Lockheed Martin, one of the world's biggest defense contractors, has nearly 3,000 employees working in its simulation, training and support division; more than half of those under one roof at their Orlando, Florida facility.
Using computer simulators to train soldiers is cost effective and safe, and here Lockheed is developing simulations of all sorts; providing training in combat convoy procedures, using various weapon systems, flying and navigating the newest jet fighters, even using simulation trainers, to teach simulation training.
Looking much like high tech video games, the advanced simulators provide basic to advanced training for operating countless vehicles, individual and multiple weapon systems, in all different environments and conditions. They are used individually, preparing soldiers for various operations, and are also networked, enabling team leaders to practice war games, using different configurations of vehicles and weapon systems.
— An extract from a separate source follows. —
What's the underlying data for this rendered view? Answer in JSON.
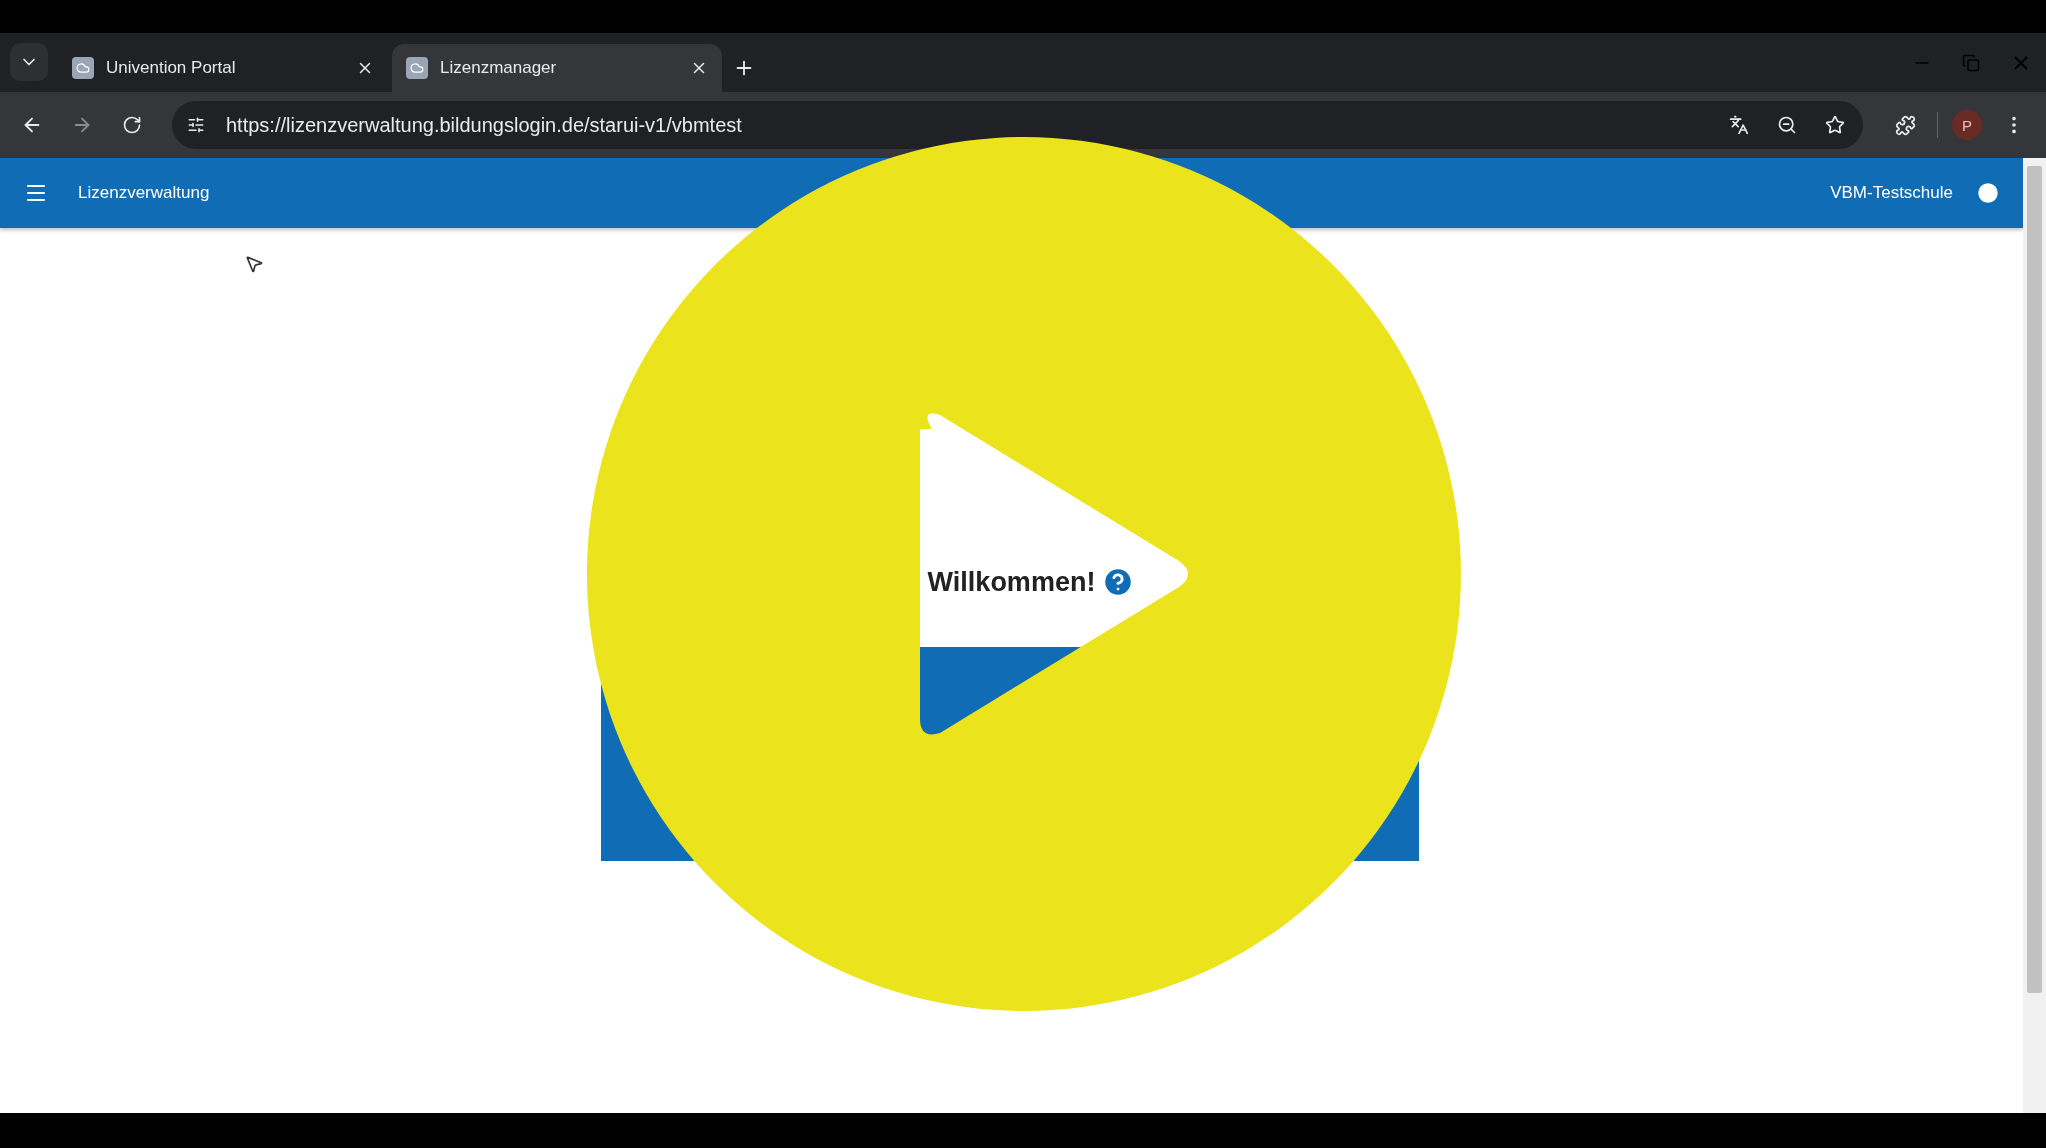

Ground simulators train soldiers to maneuver as units through virtual environments. Live-fire targetry and tactical engagement systems prepare soldiers for operating under stress by exposing them to simulated combat situations, and likewise, prepare military leaders to address future conflicts.
The flight simulators take pilots from initial qualification training all the way through real-time, virtual combat mission rehearsals. Military officials say simulation training is essential and has been vitally important for US military operations in Iraq.
There are also non-military uses for the simulators. Lockheed says some of the technology developed is used by law enforcement agencies around the world. Vehicle simulators for water, land and air, are important, cost effective training tools for student drivers of trucks, buses, industrial and emergency vehicles of all sorts and 'virtually' accident free.